The answer must be a single number: the count of lines in these records that hold "para".
── Exercise data ──
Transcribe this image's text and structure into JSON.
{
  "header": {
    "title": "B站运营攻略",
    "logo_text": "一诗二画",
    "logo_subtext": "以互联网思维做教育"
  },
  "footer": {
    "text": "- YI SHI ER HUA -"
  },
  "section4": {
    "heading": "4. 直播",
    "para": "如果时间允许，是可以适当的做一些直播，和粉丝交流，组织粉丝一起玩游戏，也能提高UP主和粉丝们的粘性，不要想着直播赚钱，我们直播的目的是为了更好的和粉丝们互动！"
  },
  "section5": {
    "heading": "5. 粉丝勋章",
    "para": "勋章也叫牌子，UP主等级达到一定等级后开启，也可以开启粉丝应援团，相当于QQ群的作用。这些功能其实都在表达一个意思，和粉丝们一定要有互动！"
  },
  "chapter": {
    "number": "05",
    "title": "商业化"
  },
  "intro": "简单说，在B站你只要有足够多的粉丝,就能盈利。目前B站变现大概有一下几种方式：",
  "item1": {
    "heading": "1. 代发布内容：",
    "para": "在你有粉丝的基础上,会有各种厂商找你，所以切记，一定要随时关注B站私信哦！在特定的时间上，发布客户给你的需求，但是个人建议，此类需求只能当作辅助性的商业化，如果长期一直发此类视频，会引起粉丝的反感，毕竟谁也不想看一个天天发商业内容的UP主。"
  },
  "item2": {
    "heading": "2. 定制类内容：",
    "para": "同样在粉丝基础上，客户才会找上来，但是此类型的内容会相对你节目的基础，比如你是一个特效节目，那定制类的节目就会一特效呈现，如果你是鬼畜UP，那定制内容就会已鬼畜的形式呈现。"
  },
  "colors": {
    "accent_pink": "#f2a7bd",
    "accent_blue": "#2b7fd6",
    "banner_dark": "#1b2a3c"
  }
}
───
**Task solution**
4